PHILADELPHIA – In January, Israeli voters will go to the polls for an election that promises to hand Prime Minister Binyamin Netanyahu a renewed mandate. Few prospects are more loathsome to the Israeli left, US President Barack Obama’s administration, most European leaders, or many American Jews.
But no one regards the prospect of another Netanyahu government with more anguish than the Palestinians. In the Arab-Israeli conflict’s long, tortured history, they have reviled no Israeli prime minister – with the possible exception of Ariel Sharon – more than Netanyahu. The reason is simple: he is one of them.
Literally, of course, he is not. But, unlike previous Israeli prime ministers (again, with the possible exception of Sharon), Netanyahu has emulated the Palestinian political strategy of sumud, or steadfastness.
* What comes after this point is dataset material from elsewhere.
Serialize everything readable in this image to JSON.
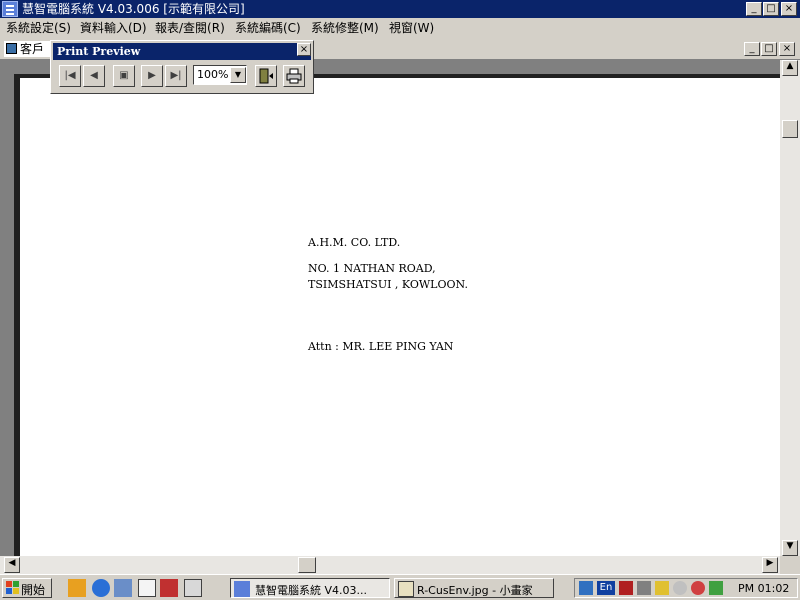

The philosophy of sumud is rooted in Palestinians’ implacable belief in the righteousness of their cause and the justness of their methods. It operates both passively and actively in Palestinian culture, demanding stubbornness and tolerating ruthlessness, violence, and duplicity.